With the repo rate going up and the marginal standing facility (MSF) rate going down, bankers are being cautious about moving their lending and deposit rates in any direction.
“I think there will be some change in rates. Which way and what, I think you will have to wait for the Alco (assets and liabilities committee) meetings to happen," Arundhati Bhattacharya, chairperson, State Bank of India (SBI) said, adding that the bank's Alco would meet over the next 24 hours.
On Tuesday, the RBI reduced the MSF rate by 25 bps to 8.75%, while raising the repo rate by the same quantum to 7.75%. Bankers say the reduction in the MSF rate will bring down their cost of funds. However, the second half of the year is usually a time of tight liquidity and higher demand, which would also be a key deciding factor when it comes to rates.
“Cost of funds over the last three months would have gone up. As we are now going back to the normal monetary policy, over a period of time, it would come down,” said Aditya Puri, managing director & chief executive officer, HDFC Bank.
According to KR Kamath, chairman and managing director, Punjab National Bank, the central bank has cautioned lenders that for better liquidity management, they would have to raise more deposits.

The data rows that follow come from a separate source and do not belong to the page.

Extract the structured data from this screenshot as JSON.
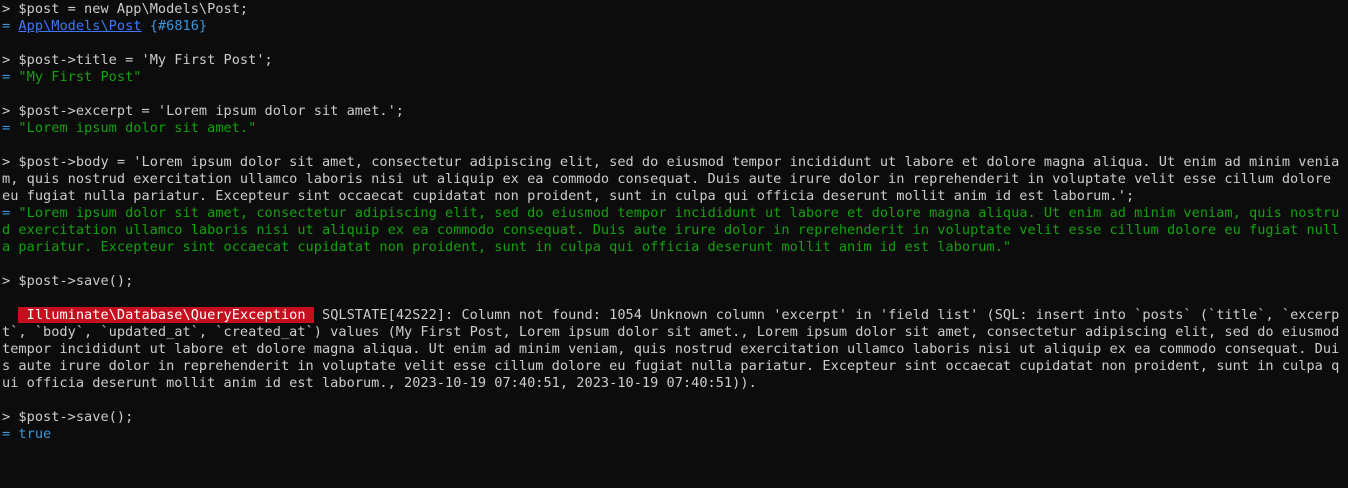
{
  "prompt_symbol": "> ",
  "result_symbol": "= ",
  "blocks": [
    {
      "command": "$post = new App\\Models\\Post;",
      "result_class": "App\\Models\\Post",
      "result_id": "{#6816}"
    },
    {
      "command": "$post->title = 'My First Post';",
      "result": "\"My First Post\""
    },
    {
      "command": "$post->excerpt = 'Lorem ipsum dolor sit amet.';",
      "result": "\"Lorem ipsum dolor sit amet.\""
    },
    {
      "command": "$post->body = 'Lorem ipsum dolor sit amet, consectetur adipiscing elit, sed do eiusmod tempor incididunt ut labore et dolore magna aliqua. Ut enim ad minim veniam, quis nostrud exercitation ullamco laboris nisi ut aliquip ex ea commodo consequat. Duis aute irure dolor in reprehenderit in voluptate velit esse cillum dolore eu fugiat nulla pariatur. Excepteur sint occaecat cupidatat non proident, sunt in culpa qui officia deserunt mollit anim id est laborum.';",
      "result": "\"Lorem ipsum dolor sit amet, consectetur adipiscing elit, sed do eiusmod tempor incididunt ut labore et dolore magna aliqua. Ut enim ad minim veniam, quis nostrud exercitation ullamco laboris nisi ut aliquip ex ea commodo consequat. Duis aute irure dolor in reprehenderit in voluptate velit esse cillum dolore eu fugiat nulla pariatur. Excepteur sint occaecat cupidatat non proident, sunt in culpa qui officia deserunt mollit anim id est laborum.\""
    },
    {
      "command": "$post->save();",
      "exception_class": " Illuminate\\Database\\QueryException ",
      "exception_message": " SQLSTATE[42S22]: Column not found: 1054 Unknown column 'excerpt' in 'field list' (SQL: insert into `posts` (`title`, `excerpt`, `body`, `updated_at`, `created_at`) values (My First Post, Lorem ipsum dolor sit amet., Lorem ipsum dolor sit amet, consectetur adipiscing elit, sed do eiusmod tempor incididunt ut labore et dolore magna aliqua. Ut enim ad minim veniam, quis nostrud exercitation ullamco laboris nisi ut aliquip ex ea commodo consequat. Duis aute irure dolor in reprehenderit in voluptate velit esse cillum dolore eu fugiat nulla pariatur. Excepteur sint occaecat cupidatat non proident, sunt in culpa qui officia deserunt mollit anim id est laborum., 2023-10-19 07:40:51, 2023-10-19 07:40:51))."
    },
    {
      "command": "$post->save();",
      "result": "true"
    }
  ],
  "colors": {
    "background": "#0c0c0c",
    "foreground": "#cccccc",
    "string": "#13a10e",
    "link": "#3b78ff",
    "marker": "#3a96dd",
    "exception_bg": "#c50f1f"
  }
}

“There is also a feeling that what returns they are giving to depositors are negative if you factor in the inflation impact. Unless you make your deposits attractive, the funds may not come into the banking system; they will find their way into alternative channels where returns are better,” Kamath said, adding that it was essential to offer better rates to depositors.
In its Macroeconomic and Monetary Development report on Monday, RBI had pointed out that deposit and lending rates in the system have gone up during the July-September period, owing to the liquidity control measures it had announced early July.

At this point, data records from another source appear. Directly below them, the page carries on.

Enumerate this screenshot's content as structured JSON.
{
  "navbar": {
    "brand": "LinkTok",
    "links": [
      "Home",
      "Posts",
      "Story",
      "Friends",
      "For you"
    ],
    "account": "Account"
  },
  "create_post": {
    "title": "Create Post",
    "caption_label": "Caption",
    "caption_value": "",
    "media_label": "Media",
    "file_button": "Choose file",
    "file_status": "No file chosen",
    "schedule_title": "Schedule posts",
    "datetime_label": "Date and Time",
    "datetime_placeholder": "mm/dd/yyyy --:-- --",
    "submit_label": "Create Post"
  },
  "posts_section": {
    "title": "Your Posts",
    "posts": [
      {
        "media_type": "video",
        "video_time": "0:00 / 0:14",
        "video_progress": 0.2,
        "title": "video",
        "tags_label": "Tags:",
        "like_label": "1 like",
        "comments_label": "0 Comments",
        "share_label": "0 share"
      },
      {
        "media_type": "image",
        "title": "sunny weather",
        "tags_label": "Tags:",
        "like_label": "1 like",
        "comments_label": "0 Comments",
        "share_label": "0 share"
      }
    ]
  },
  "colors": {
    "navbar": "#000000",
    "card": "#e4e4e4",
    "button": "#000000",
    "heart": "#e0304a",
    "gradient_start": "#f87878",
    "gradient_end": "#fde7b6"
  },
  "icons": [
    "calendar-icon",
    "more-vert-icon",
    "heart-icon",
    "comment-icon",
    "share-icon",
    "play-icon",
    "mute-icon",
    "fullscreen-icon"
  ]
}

The increase in MSF rate had resulted in an increase of 20 bps q-o-q in the cost of borrowing during the July-September period, RBI said in its report. This rise was mainly with respect to short-term maturities of up to 180 days, reflecting the tightening of liquidity conditions.
While base rates for most banks remained the same, the weighted average lending rate on fresh rupee loans sanctioned by banks went up sharply by 42 bps between June and August, to 12.04%.
RBI had first